Janey, in a statement announcing the new fund, said, “The pandemic has exacerbated inequities in our City, and highlighted the importance of safe, stable housing. We know that homeowners are still being negatively impacted by the pandemic, and I’m very pleased that this new fund will help us expand our reach to homeowners in need of assistance to remain in their homes.”

The city is using federal COVID Relief Funds and the American Rescue Plan Act (ARPA) to create the new fund. Homeowners can apply for the fund by contacting any one of three agencies who are administering the funds in partnership with the city: ESAC, Urban Edge, and ABCD Mattapan Family Services. As part of the program, homeowners will be able to receive foreclosure prevention counseling in conjunction with the funding. 

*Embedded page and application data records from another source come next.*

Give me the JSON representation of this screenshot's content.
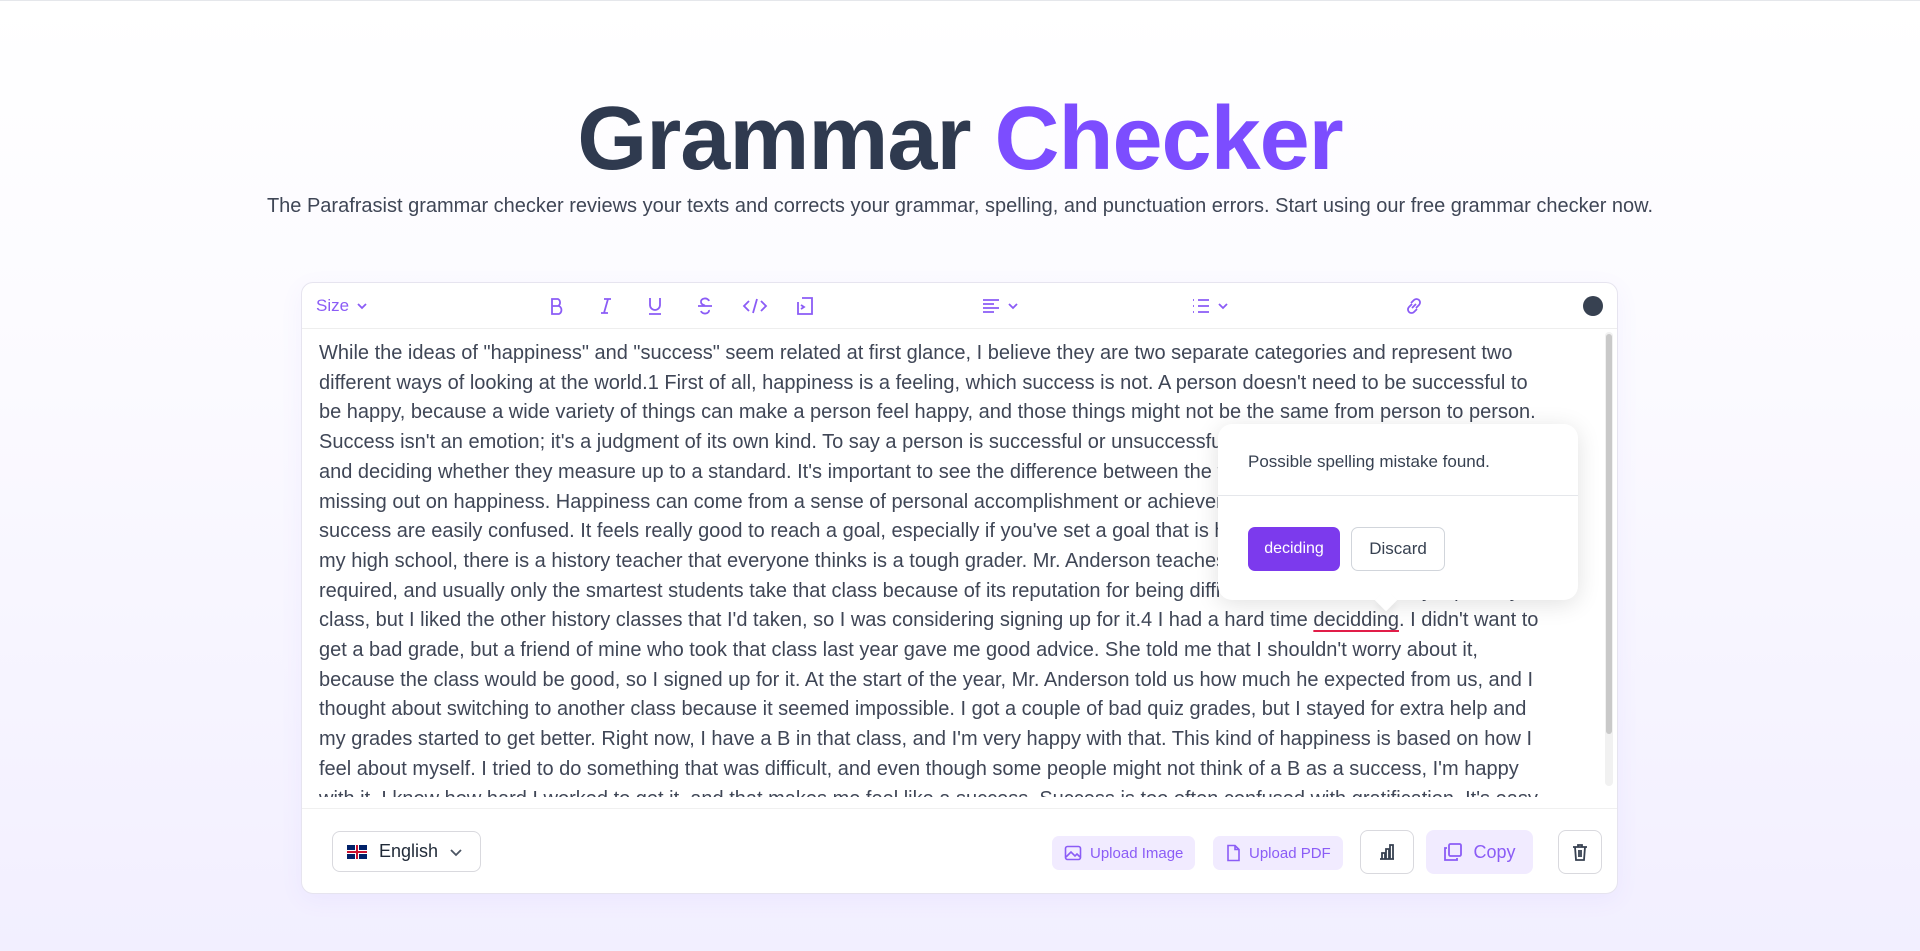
{
  "hero": {
    "title_part1": "Grammar",
    "title_part2": "Checker",
    "subtitle": "The Parafrasist grammar checker reviews your texts and corrects your grammar, spelling, and punctuation errors. Start using our free grammar checker now."
  },
  "toolbar": {
    "size_label": "Size",
    "icons": [
      "bold-icon",
      "italic-icon",
      "underline-icon",
      "strikethrough-icon",
      "code-icon",
      "code-block-icon",
      "align-left-icon",
      "list-icon",
      "link-icon"
    ]
  },
  "editor": {
    "text_before": "While the ideas of \"happiness\" and \"success\" seem related at first glance, I believe they are two separate categories and represent two\ndifferent ways of looking at the world.1 First of all, happiness is a feeling, which success is not. A person doesn't need to be successful to\nbe happy, because a wide variety of things can make a person feel happy, and those things might not be the same from person to person.\nSuccess isn't an emotion; it's a judgment of its own kind. To say a person is successful or unsuccessful means looking at their actions\nand deciding whether they measure up to a standard. It's important to see the difference between the two so that people won't end up\nmissing out on happiness. Happiness can come from a sense of personal accomplishment or achievement, which is why happiness and\nsuccess are easily confused. It feels really good to reach a goal, especially if you've set a goal that is hard to reach. For example, at\nmy high school, there is a history teacher that everyone thinks is a tough grader. Mr. Anderson teaches an advanced history class that isn't\nrequired, and usually only the smartest students take that class because of its reputation for being difficult.3 I'm not at the very top of my\nclass, but I liked the other history classes that I'd taken, so I was considering signing up for it.4 I had a hard time ",
    "error_word": "decidding",
    "text_after": ". I didn't want to\nget a bad grade, but a friend of mine who took that class last year gave me good advice. She told me that I shouldn't worry about it,\nbecause the class would be good, so I signed up for it. At the start of the year, Mr. Anderson told us how much he expected from us, and I\nthought about switching to another class because it seemed impossible. I got a couple of bad quiz grades, but I stayed for extra help and\nmy grades started to get better. Right now, I have a B in that class, and I'm very happy with that. This kind of happiness is based on how I\nfeel about myself. I tried to do something that was difficult, and even though some people might not think of a B as a success, I'm happy\nwith it. I know how hard I worked to get it, and that makes me feel like a success. Success is too often confused with gratification. It's easy"
  },
  "popup": {
    "message": "Possible spelling mistake found.",
    "suggestion": "deciding",
    "discard_label": "Discard"
  },
  "footer": {
    "language": "English",
    "upload_image_label": "Upload Image",
    "upload_pdf_label": "Upload PDF",
    "copy_label": "Copy"
  },
  "colors": {
    "accent": "#7c4dff",
    "title_dark": "#2f3a4f",
    "error_underline": "#e11d48"
  }
}
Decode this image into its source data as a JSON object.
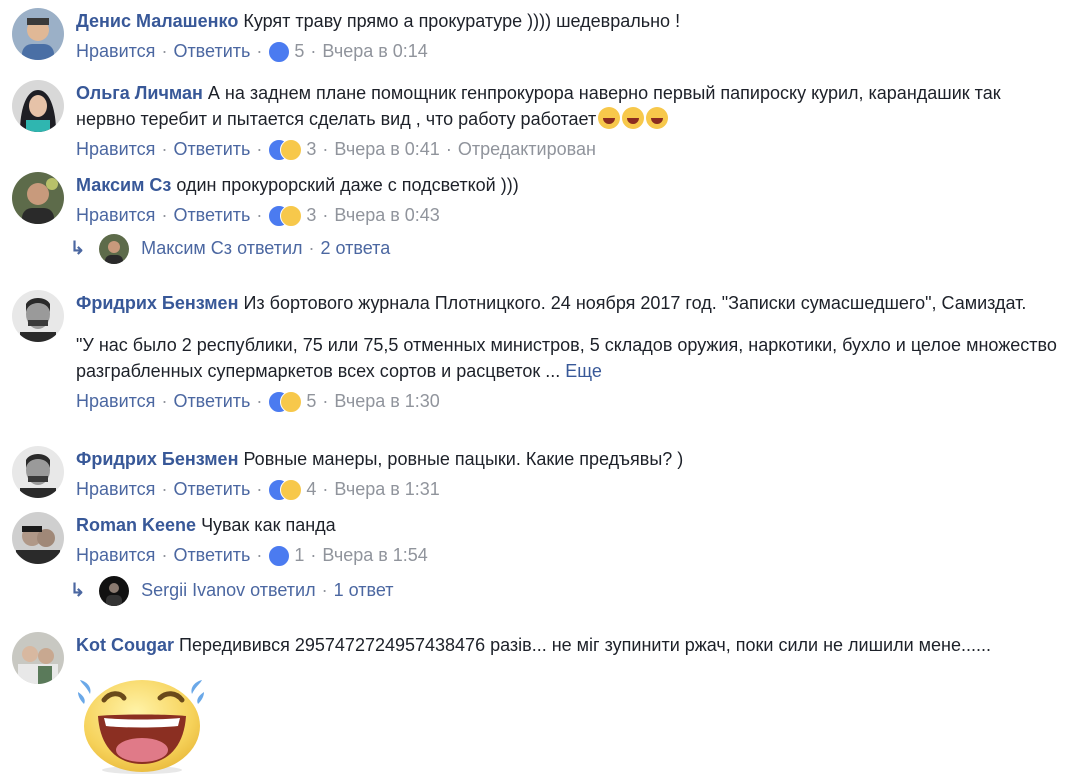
{
  "ui": {
    "like": "Нравится",
    "reply": "Ответить",
    "dot": "·",
    "more": "Еще"
  },
  "comments": [
    {
      "author": "Денис Малашенко",
      "text": "Курят траву прямо а прокуратуре )))) шедеврально !",
      "count": "5",
      "time": "Вчера в 0:14",
      "edited": ""
    },
    {
      "author": "Ольга Личман",
      "text": "А на заднем плане помощник генпрокурора наверно первый папироску курил, карандашик так нервно теребит и пытается сделать вид , что работу работает",
      "count": "3",
      "time": "Вчера в 0:41",
      "edited": "Отредактирован"
    },
    {
      "author": "Максим Сз",
      "text": "один прокурорский даже с подсветкой )))",
      "count": "3",
      "time": "Вчера в 0:43",
      "edited": ""
    },
    {
      "author": "Фридрих Бензмен",
      "text": "Из бортового журнала Плотницкого. 24 ноября 2017 год. \"Записки сумасшедшего\", Самиздат.",
      "text2": "\"У нас было 2 республики, 75 или 75,5 отменных министров, 5 складов оружия, наркотики, бухло и целое множество разграбленных супермаркетов всех сортов и расцветок ...",
      "count": "5",
      "time": "Вчера в 1:30",
      "edited": ""
    },
    {
      "author": "Фридрих Бензмен",
      "text": "Ровные манеры, ровные пацыки. Какие предъявы? )",
      "count": "4",
      "time": "Вчера в 1:31",
      "edited": ""
    },
    {
      "author": "Roman Keene",
      "text": "Чувак как панда",
      "count": "1",
      "time": "Вчера в 1:54",
      "edited": ""
    },
    {
      "author": "Kot Cougar",
      "text": "Передивився 2957472724957438476 разів... не міг зупинити ржач, поки сили не лишили мене......"
    }
  ],
  "replies": [
    {
      "author": "Максим Сз",
      "verb": "ответил",
      "count": "2 ответа"
    },
    {
      "author": "Sergii Ivanov",
      "verb": "ответил",
      "count": "1 ответ"
    }
  ]
}
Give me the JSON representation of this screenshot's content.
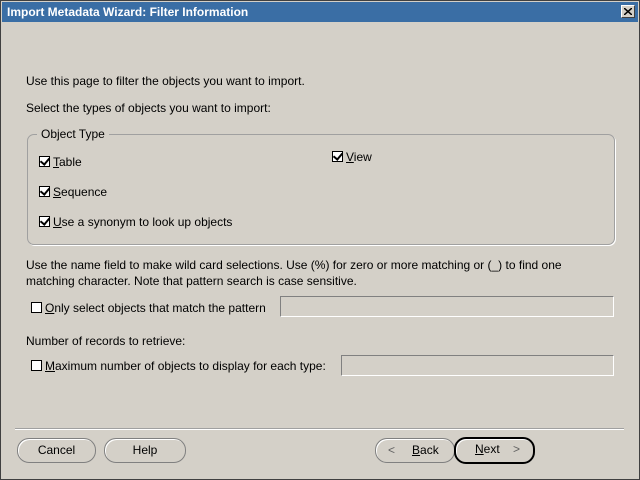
{
  "window": {
    "title": "Import Metadata Wizard: Filter Information"
  },
  "intro": {
    "line1": "Use this page to filter the objects you want to import.",
    "line2": "Select the types of objects you want to import:"
  },
  "object_type": {
    "legend": "Object Type",
    "table": {
      "mnemonic": "T",
      "rest": "able",
      "checked": true
    },
    "view": {
      "mnemonic": "V",
      "rest": "iew",
      "checked": true
    },
    "sequence": {
      "mnemonic": "S",
      "rest": "equence",
      "checked": true
    },
    "synonym": {
      "mnemonic": "U",
      "rest": "se a synonym to look up objects",
      "checked": true
    }
  },
  "pattern": {
    "help_line1": "Use the name field to make wild card selections. Use (%) for zero or more matching or (_) to find one",
    "help_line2": "matching character. Note that pattern search is case sensitive.",
    "checkbox": {
      "mnemonic": "O",
      "rest": "nly select objects that match the pattern",
      "checked": false
    },
    "value": ""
  },
  "records": {
    "label": "Number of records to retrieve:",
    "checkbox": {
      "mnemonic": "M",
      "rest": "aximum number of objects to display for each type:",
      "checked": false
    },
    "value": ""
  },
  "buttons": {
    "cancel": "Cancel",
    "help": "Help",
    "back_mnemonic": "B",
    "back_rest": "ack",
    "next_mnemonic": "N",
    "next_rest": "ext"
  }
}
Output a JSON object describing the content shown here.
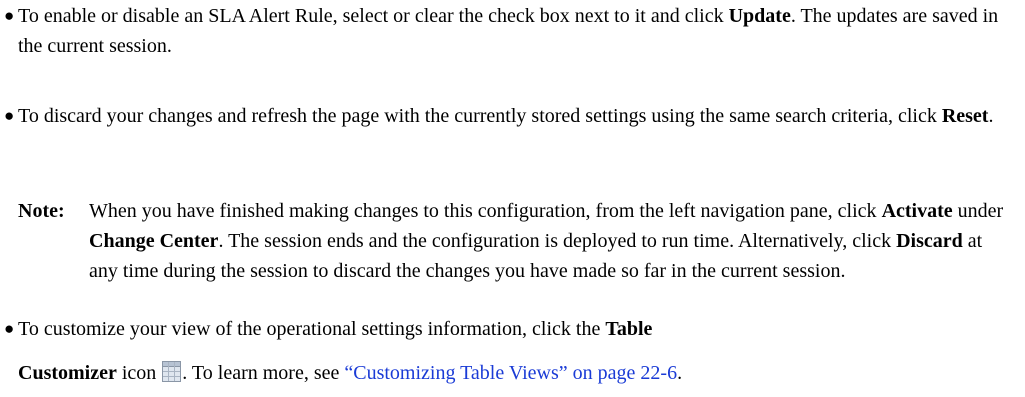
{
  "bullets": [
    {
      "pre": "To enable or disable an SLA Alert Rule, select or clear the check box next to it and click ",
      "bold": "Update",
      "post": ". The updates are saved in the current session."
    },
    {
      "pre": "To discard your changes and refresh the page with the currently stored settings using the same search criteria, click ",
      "bold": "Reset",
      "post": "."
    },
    {
      "line1_pre": "To customize your view of the operational settings information, click the ",
      "line1_bold": "Table",
      "line2_bold": "Customizer",
      "line2_mid": " icon ",
      "line2_post": ". To learn more, see ",
      "link": "“Customizing Table Views” on page 22-6",
      "link_post": "."
    }
  ],
  "note": {
    "label": "Note:",
    "t1": "When you have finished making changes to this configuration, from the left navigation pane, click ",
    "b1": "Activate",
    "t2": " under ",
    "b2": "Change Center",
    "t3": ". The session ends and the configuration is deployed to run time. Alternatively, click ",
    "b3": "Discard",
    "t4": " at any time during the session to discard the changes you have made so far in the current session."
  },
  "bullet_glyph": "●",
  "icons": {
    "table_customizer": "table-customizer-icon"
  },
  "colors": {
    "link": "#1a3bd6",
    "text": "#000000"
  }
}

“For the nonprofit organizations whose mission is to preserve our neighborhoods, it is fortunate that the City of Boston has created an Emergency Foreclosure Prevention Fund for those at high risk of foreclosure as a result of the pandemic,” said Bob Credle, director of Community Programs for Urban Edge. “With the infusion of these funds, we will have an additional tool to help the homeowners in our neighborhoods to avoid foreclosure and keep their homes.”

In addition to single-family homes, the new measure also looks to help small landlords struggling as the pandemic continues. In September, Janey instituted a temporary city-wide eviction moratorium, potentially putting small landlords at risk for foreclosure. The new fund aims to include some of those impacted by including homeowners with multi-family properties that “have tenants that have not paid all or some of their rent since March 2020.”

This is not a long-term solution, however. Flynn called it a “great stop-gap measure” as activists and officials continue to push for statewide protections against foreclosures and evictions.

Flynn said that in the meantime, anyone who thinks they might be eligible should apply, in order to ensure their contact information is available for future reference, even if they don’t get access to funds now. Additionally, servicers assisting anyone with loan modifications should refer their clients.

“Their referrals to the fund are going to be critical to getting the homeowners help,” Flynn said. “Sometimes homeowners might not know or want to reach out to us because of feeling embarrassed or ashamed. But if we can get the names and addresses of folks that are in trouble from servicers, we’re going to be able to reach out to homeowners directly and get them help.”

Residents who think they are eligible for assistance or have any questions are invited to contact one of the partner agencies:

ESAC: (617) 524-2555 ext. 108 or

Urban Edge: (617) 989-9309 or

ABCD Mattapan: (617) 298-2045 or

For those who aren’t sure they qualify, a full list of the qualifying requirements can be found at

For those not necessarily in the “high risk” categories, city agencies can still offer help outside of the fund to avoid foreclosure, including assisting with loan modifications and connecting clients to home preservation services to ensure they are taking advantage of abatements and other qualifying programs, especially for elderly residents.

ARPA, Emergency Foreclosure Prevention Fund, homeowners, kim janey